Entries from a dataset of interfaces:
--------------------------------

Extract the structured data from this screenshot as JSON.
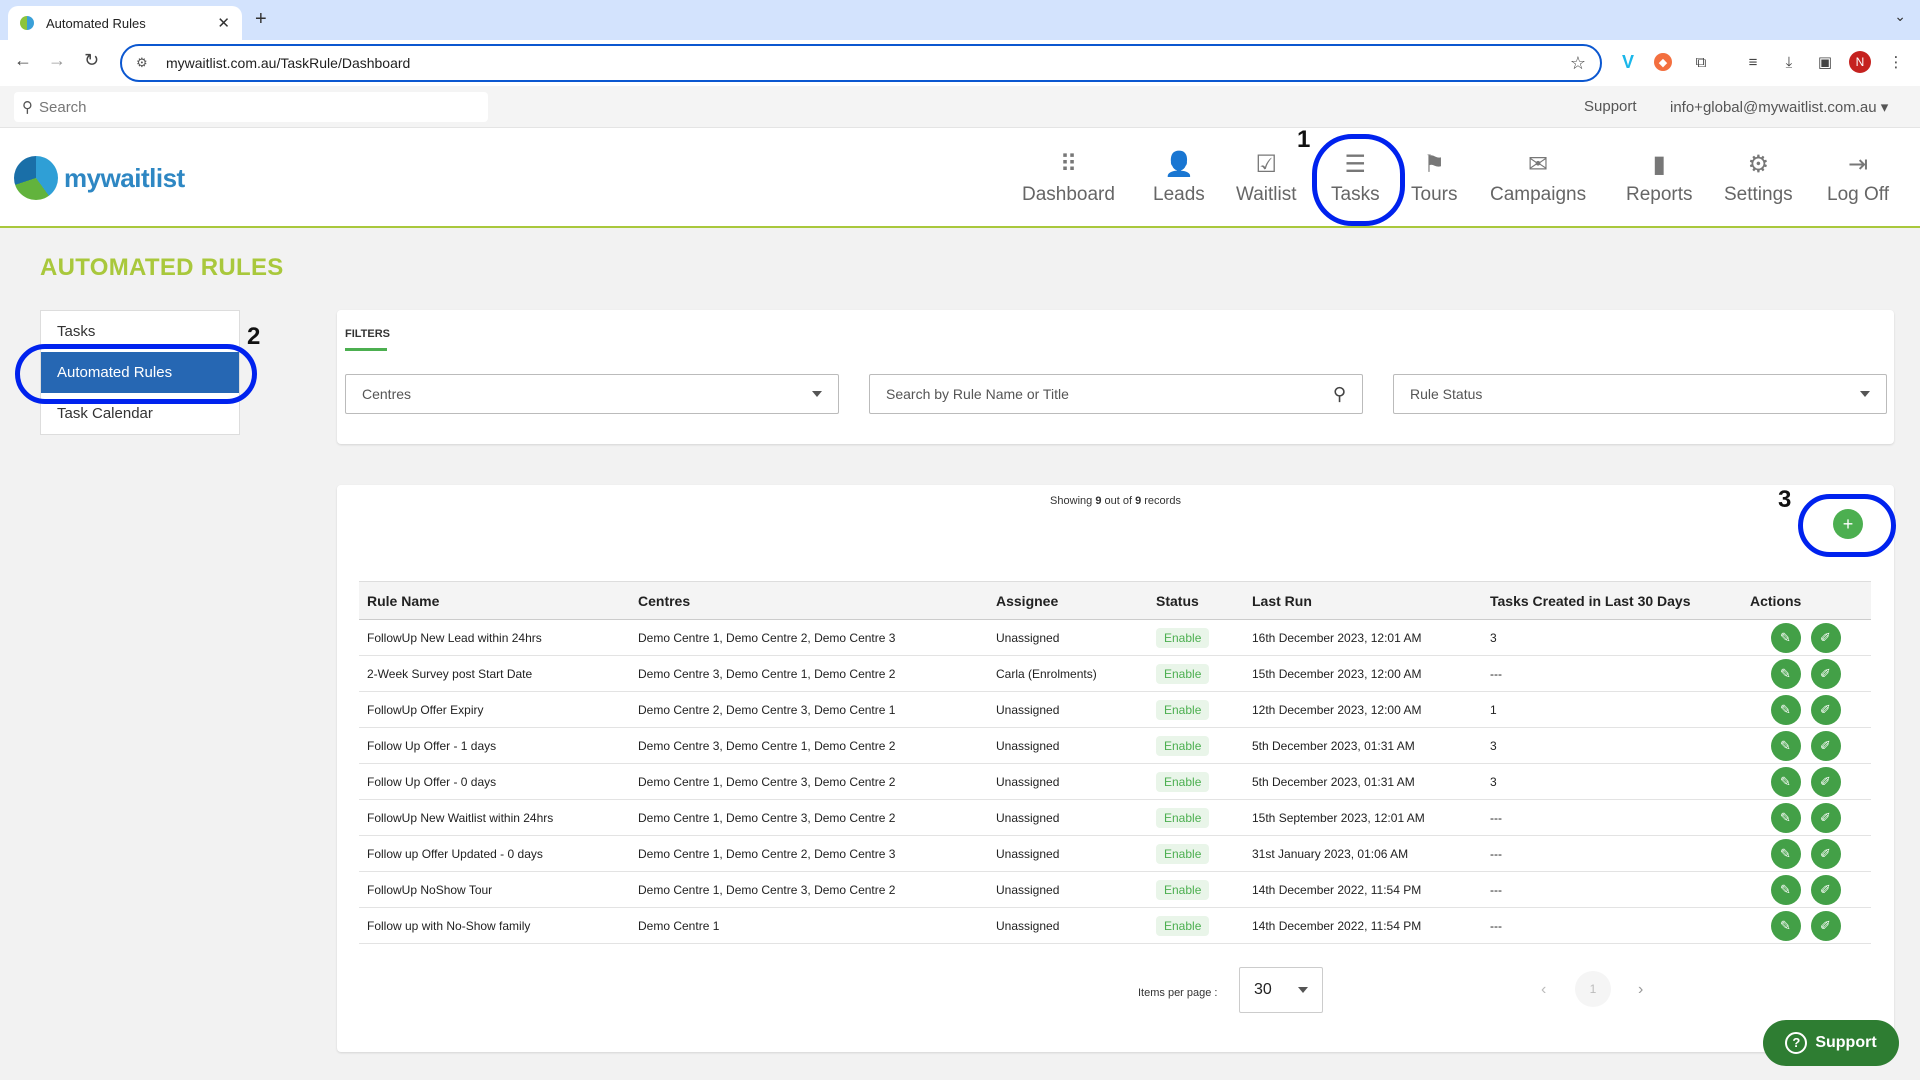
{
  "browser": {
    "tab_title": "Automated Rules",
    "url": "mywaitlist.com.au/TaskRule/Dashboard",
    "profile_initial": "N"
  },
  "topstrip": {
    "search_placeholder": "Search",
    "support": "Support",
    "account": "info+global@mywaitlist.com.au"
  },
  "logo_text": "mywaitlist",
  "nav": [
    {
      "label": "Dashboard",
      "icon": "grid-icon"
    },
    {
      "label": "Leads",
      "icon": "user-plus-icon"
    },
    {
      "label": "Waitlist",
      "icon": "inbox-icon"
    },
    {
      "label": "Tasks",
      "icon": "list-icon"
    },
    {
      "label": "Tours",
      "icon": "map-icon"
    },
    {
      "label": "Campaigns",
      "icon": "mail-check-icon"
    },
    {
      "label": "Reports",
      "icon": "bar-chart-icon"
    },
    {
      "label": "Settings",
      "icon": "gear-icon"
    },
    {
      "label": "Log Off",
      "icon": "logout-icon"
    }
  ],
  "annotations": [
    "1",
    "2",
    "3"
  ],
  "page_title": "AUTOMATED RULES",
  "sidebar": [
    "Tasks",
    "Automated Rules",
    "Task Calendar"
  ],
  "filters": {
    "label": "FILTERS",
    "centres": "Centres",
    "search_placeholder": "Search by Rule Name or Title",
    "status": "Rule Status"
  },
  "records": {
    "prefix": "Showing ",
    "shown": "9",
    "middle": " out of ",
    "total": "9",
    "suffix": " records"
  },
  "add_button": "+",
  "table": {
    "headers": [
      "Rule Name",
      "Centres",
      "Assignee",
      "Status",
      "Last Run",
      "Tasks Created in Last 30 Days",
      "Actions"
    ],
    "rows": [
      [
        "FollowUp New Lead within 24hrs",
        "Demo Centre 1, Demo Centre 2, Demo Centre 3",
        "Unassigned",
        "Enable",
        "16th December 2023, 12:01 AM",
        "3"
      ],
      [
        "2-Week Survey post Start Date",
        "Demo Centre 3, Demo Centre 1, Demo Centre 2",
        "Carla (Enrolments)",
        "Enable",
        "15th December 2023, 12:00 AM",
        "---"
      ],
      [
        "FollowUp Offer Expiry",
        "Demo Centre 2, Demo Centre 3, Demo Centre 1",
        "Unassigned",
        "Enable",
        "12th December 2023, 12:00 AM",
        "1"
      ],
      [
        "Follow Up Offer - 1 days",
        "Demo Centre 3, Demo Centre 1, Demo Centre 2",
        "Unassigned",
        "Enable",
        "5th December 2023, 01:31 AM",
        "3"
      ],
      [
        "Follow Up Offer - 0 days",
        "Demo Centre 1, Demo Centre 3, Demo Centre 2",
        "Unassigned",
        "Enable",
        "5th December 2023, 01:31 AM",
        "3"
      ],
      [
        "FollowUp New Waitlist within 24hrs",
        "Demo Centre 1, Demo Centre 3, Demo Centre 2",
        "Unassigned",
        "Enable",
        "15th September 2023, 12:01 AM",
        "---"
      ],
      [
        "Follow up Offer Updated - 0 days",
        "Demo Centre 1, Demo Centre 2, Demo Centre 3",
        "Unassigned",
        "Enable",
        "31st January 2023, 01:06 AM",
        "---"
      ],
      [
        "FollowUp NoShow Tour",
        "Demo Centre 1, Demo Centre 3, Demo Centre 2",
        "Unassigned",
        "Enable",
        "14th December 2022, 11:54 PM",
        "---"
      ],
      [
        "Follow up with No-Show family",
        "Demo Centre 1",
        "Unassigned",
        "Enable",
        "14th December 2022, 11:54 PM",
        "---"
      ]
    ]
  },
  "pagination": {
    "items_per_page_label": "Items per page :",
    "items_per_page": "30",
    "current_page": "1"
  },
  "support_fab": "Support",
  "colors": {
    "brand_green": "#a9c83c",
    "brand_blue": "#2667b3",
    "action_green": "#43a047",
    "annotation_blue": "#0022ee"
  }
}
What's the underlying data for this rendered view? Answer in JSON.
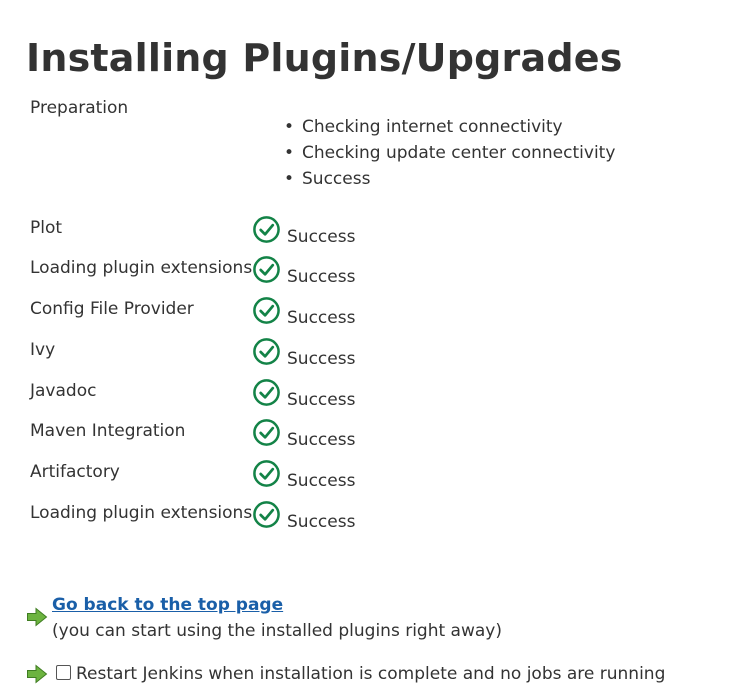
{
  "page": {
    "title": "Installing Plugins/Upgrades"
  },
  "preparation": {
    "label": "Preparation",
    "steps": [
      "Checking internet connectivity",
      "Checking update center connectivity",
      "Success"
    ]
  },
  "plugins": [
    {
      "name": "Plot",
      "status": "Success",
      "icon": "check-circle-icon"
    },
    {
      "name": "Loading plugin extensions",
      "status": "Success",
      "icon": "check-circle-icon"
    },
    {
      "name": "Config File Provider",
      "status": "Success",
      "icon": "check-circle-icon"
    },
    {
      "name": "Ivy",
      "status": "Success",
      "icon": "check-circle-icon"
    },
    {
      "name": "Javadoc",
      "status": "Success",
      "icon": "check-circle-icon"
    },
    {
      "name": "Maven Integration",
      "status": "Success",
      "icon": "check-circle-icon"
    },
    {
      "name": "Artifactory",
      "status": "Success",
      "icon": "check-circle-icon"
    },
    {
      "name": "Loading plugin extensions",
      "status": "Success",
      "icon": "check-circle-icon"
    }
  ],
  "footer": {
    "back_link": "Go back to the top page",
    "back_note": "(you can start using the installed plugins right away)",
    "restart_label": "Restart Jenkins when installation is complete and no jobs are running",
    "restart_checked": false
  },
  "colors": {
    "success_green": "#138347",
    "arrow_green": "#6cb33f",
    "link_blue": "#1a5fa8",
    "text": "#333333"
  }
}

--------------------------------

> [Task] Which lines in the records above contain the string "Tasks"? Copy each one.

> [Task result]
      "label": "Tasks",
    "Tasks",
      "Tasks Created in Last 30 Days",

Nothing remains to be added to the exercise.